» **What is expected**: All records should be written out again exactly.
-----
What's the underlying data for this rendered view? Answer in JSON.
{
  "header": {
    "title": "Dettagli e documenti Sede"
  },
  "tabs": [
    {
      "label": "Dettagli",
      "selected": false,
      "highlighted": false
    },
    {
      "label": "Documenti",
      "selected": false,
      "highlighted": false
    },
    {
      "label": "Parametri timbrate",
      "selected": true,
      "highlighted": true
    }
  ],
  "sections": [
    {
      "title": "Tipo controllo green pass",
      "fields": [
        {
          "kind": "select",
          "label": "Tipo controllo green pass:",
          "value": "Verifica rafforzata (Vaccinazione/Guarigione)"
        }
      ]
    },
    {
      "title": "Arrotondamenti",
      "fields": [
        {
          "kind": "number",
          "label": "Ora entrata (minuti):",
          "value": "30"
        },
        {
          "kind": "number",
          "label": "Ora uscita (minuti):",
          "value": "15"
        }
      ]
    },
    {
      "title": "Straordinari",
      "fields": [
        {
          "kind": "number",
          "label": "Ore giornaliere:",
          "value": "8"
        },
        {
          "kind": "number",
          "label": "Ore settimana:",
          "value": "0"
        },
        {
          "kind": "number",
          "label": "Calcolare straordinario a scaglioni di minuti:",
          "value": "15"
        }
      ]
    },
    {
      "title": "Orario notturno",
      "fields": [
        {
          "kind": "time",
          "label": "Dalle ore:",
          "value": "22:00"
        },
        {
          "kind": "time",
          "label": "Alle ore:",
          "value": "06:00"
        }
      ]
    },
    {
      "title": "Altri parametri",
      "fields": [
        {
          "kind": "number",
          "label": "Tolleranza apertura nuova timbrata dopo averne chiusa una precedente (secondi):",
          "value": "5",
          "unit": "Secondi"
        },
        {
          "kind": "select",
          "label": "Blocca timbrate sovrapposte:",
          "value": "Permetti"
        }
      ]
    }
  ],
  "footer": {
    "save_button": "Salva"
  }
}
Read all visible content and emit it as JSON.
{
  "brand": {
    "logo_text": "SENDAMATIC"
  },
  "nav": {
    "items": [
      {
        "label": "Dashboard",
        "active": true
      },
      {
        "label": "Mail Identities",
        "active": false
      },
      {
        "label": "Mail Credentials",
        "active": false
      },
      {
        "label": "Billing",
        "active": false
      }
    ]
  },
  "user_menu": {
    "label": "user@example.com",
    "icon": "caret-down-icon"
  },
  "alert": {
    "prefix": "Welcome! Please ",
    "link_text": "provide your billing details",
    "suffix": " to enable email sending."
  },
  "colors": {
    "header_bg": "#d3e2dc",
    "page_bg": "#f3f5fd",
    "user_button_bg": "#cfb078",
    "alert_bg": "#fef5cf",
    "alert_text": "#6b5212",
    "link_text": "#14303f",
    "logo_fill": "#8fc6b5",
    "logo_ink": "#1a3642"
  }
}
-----
» **Solution**:
What's the underlying data for this rendered view? Answer in JSON.
{
  "header": {
    "title": "Dettagli e documenti Sede"
  },
  "tabs": [
    {
      "label": "Dettagli",
      "selected": false,
      "highlighted": false
    },
    {
      "label": "Documenti",
      "selected": false,
      "highlighted": false
    },
    {
      "label": "Parametri timbrate",
      "selected": true,
      "highlighted": true
    }
  ],
  "sections": [
    {
      "title": "Tipo controllo green pass",
      "fields": [
        {
          "kind": "select",
          "label": "Tipo controllo green pass:",
          "value": "Verifica rafforzata (Vaccinazione/Guarigione)"
        }
      ]
    },
    {
      "title": "Arrotondamenti",
      "fields": [
        {
          "kind": "number",
          "label": "Ora entrata (minuti):",
          "value": "30"
        },
        {
          "kind": "number",
          "label": "Ora uscita (minuti):",
          "value": "15"
        }
      ]
    },
    {
      "title": "Straordinari",
      "fields": [
        {
          "kind": "number",
          "label": "Ore giornaliere:",
          "value": "8"
        },
        {
          "kind": "number",
          "label": "Ore settimana:",
          "value": "0"
        },
        {
          "kind": "number",
          "label": "Calcolare straordinario a scaglioni di minuti:",
          "value": "15"
        }
      ]
    },
    {
      "title": "Orario notturno",
      "fields": [
        {
          "kind": "time",
          "label": "Dalle ore:",
          "value": "22:00"
        },
        {
          "kind": "time",
          "label": "Alle ore:",
          "value": "06:00"
        }
      ]
    },
    {
      "title": "Altri parametri",
      "fields": [
        {
          "kind": "number",
          "label": "Tolleranza apertura nuova timbrata dopo averne chiusa una precedente (secondi):",
          "value": "5",
          "unit": "Secondi"
        },
        {
          "kind": "select",
          "label": "Blocca timbrate sovrapposte:",
          "value": "Permetti"
        }
      ]
    }
  ],
  "footer": {
    "save_button": "Salva"
  }
}
Read all visible content and emit it as JSON.
{
  "brand": {
    "logo_text": "SENDAMATIC"
  },
  "nav": {
    "items": [
      {
        "label": "Dashboard",
        "active": true
      },
      {
        "label": "Mail Identities",
        "active": false
      },
      {
        "label": "Mail Credentials",
        "active": false
      },
      {
        "label": "Billing",
        "active": false
      }
    ]
  },
  "user_menu": {
    "label": "user@example.com",
    "icon": "caret-down-icon"
  },
  "alert": {
    "prefix": "Welcome! Please ",
    "link_text": "provide your billing details",
    "suffix": " to enable email sending."
  },
  "colors": {
    "header_bg": "#d3e2dc",
    "page_bg": "#f3f5fd",
    "user_button_bg": "#cfb078",
    "alert_bg": "#fef5cf",
    "alert_text": "#6b5212",
    "link_text": "#14303f",
    "logo_fill": "#8fc6b5",
    "logo_ink": "#1a3642"
  }
}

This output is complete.